The messages we hear in our readings today, while written for specific people in specific situations in place and time, ring across time and space for us. They say, Look up. See the signs. You are not lost.

God always comes down. And as Jesus points out in today's Gospel lesson, the place where we feel the most disoriented, the most anxious, the most oppressed, the most in want, the most disheartened, is the place where God is most near. Some Christians proclaim themselves "Easter people"; that may be so, but we are also Advent people -- people who, in the midst of the worst that the powers and principalities can throw at us, can see God's presence and saving power at the ready.

This is the season where many of us feel as if we're in the midst of Vanity Fair -- the noise and bling and shill of the Christmas season, which seems to descend on us earlier and more rgently each year. It's also a season when hardship and sorrow come to dwell with many of us -- sickness and death, job layoffs, financial stresses, our annual personal inventory of losses and defeats. Even those of us who count ourselves fortunate may feel our guts being wrenched by stories of war and want and injustice elsewhere. Like the Psalmist, we find ourselves praying, "How long, o Lord?"

The message of the Gospel is not that we will somehow magically avoid or finesse the problems that come with living in this world. The message is that we are not alone in our lostness and weakness -- that God is with us; that, in the person of Jesus, God is before us leading the way, and next to us as a Friend, and behind us as a Savior. The very signs that spell lost in the vocabulary of the world are the signs that remind us that we are found in Christ. And that's a good place to be.

Advent I

Almighty God, give us grace to cast away the works of darkness and put on the armor of light.

Friday, December 01, 2006

An Advent-urous Friday Five

It's all about Advent at the RevGalBlogPals' Friday Five this week.

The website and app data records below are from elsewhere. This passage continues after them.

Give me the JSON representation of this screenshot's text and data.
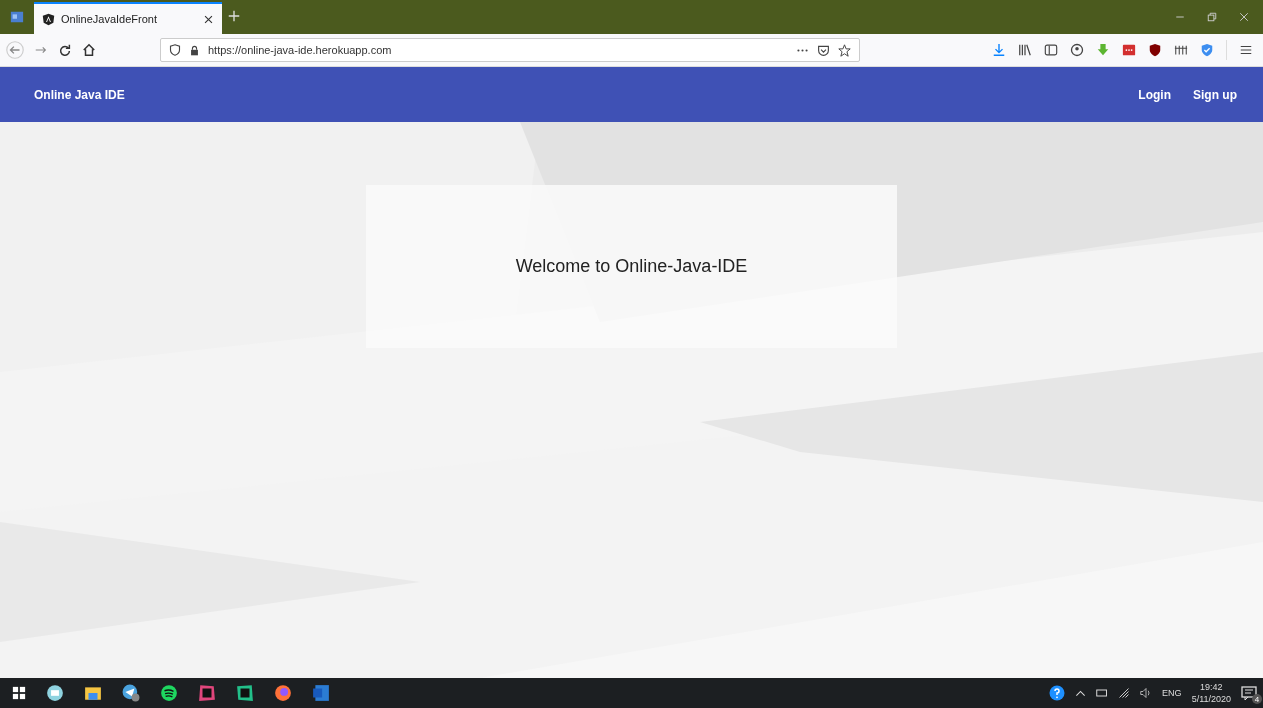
{
  "browser": {
    "tab": {
      "title": "OnlineJavaIdeFront",
      "selected": true
    },
    "url": "https://online-java-ide.herokuapp.com"
  },
  "app_bar": {
    "brand": "Online Java IDE",
    "links": [
      "Login",
      "Sign up"
    ]
  },
  "card": {
    "text": "Welcome to Online-Java-IDE"
  },
  "taskbar": {
    "language": "ENG",
    "time": "19:42",
    "date": "5/11/2020",
    "notification_count": "4"
  }
}
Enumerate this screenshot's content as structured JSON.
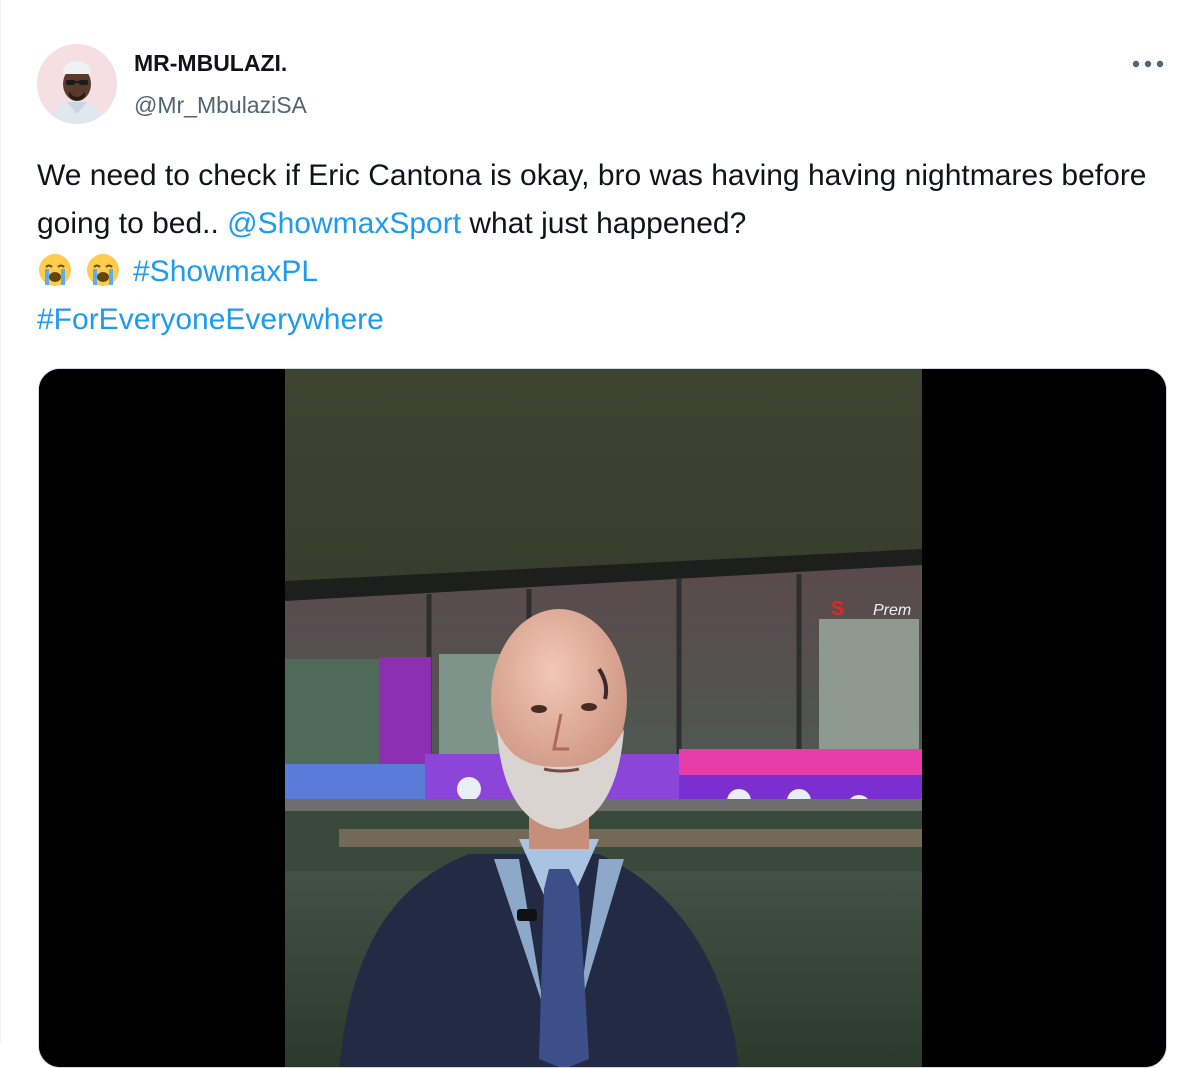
{
  "tweet": {
    "author": {
      "display_name": "MR-MBULAZI.",
      "handle": "@Mr_MbulaziSA",
      "avatar_icon": "profile-photo"
    },
    "more_icon": "more-horizontal-icon",
    "text": {
      "part1": "We need to check if Eric Cantona is okay, bro was having having nightmares before going to bed.. ",
      "mention": "@ShowmaxSport",
      "part2": " what just happened?",
      "emoji": "😭",
      "hashtag1": "#ShowmaxPL",
      "hashtag2": "#ForEveryoneEverywhere"
    },
    "media": {
      "type": "video-still",
      "overlay_text": "Prem",
      "broadcaster_logo_icon": "supersport-s-logo"
    }
  },
  "colors": {
    "link": "#1d9bf0",
    "text": "#0f1419",
    "secondary": "#536471"
  }
}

Do you observe Advent in your church?
Yes and no. We have the church decked out in blue Advent paraments, and we have an Advent wreath at the front of the sanctuary that we light each week with appropriate readings, and of course we have the designated texts for the season. But we don't really do a lot with educating people about Advent, which I think is a pity.

How about at home?
I have my own Advent wreath; I usually have an Advent calendar -- this year I got one from Bronner's that has little chocolate treats behind each window; I follow the daily Advent liturgy and read other Advent-themed material. And I just try, very hard, to detach from the seasonal wackiness around me and try to make quiet spaces in my life.

Do you have a favorite Advent text or hymn?
Oh, it's got to be "O Come, O Come Emmanuel."

Why is one of the candles in the Advent wreath pink? (You may tell the truth, but I'll like your answer better if it's funny.)
Because it's the peppermint one?

What's the funniest/kitschiest Advent calendar you've ever seen?
That just might be here .

Artwork: "Winter Landscape," Carl David Friedrich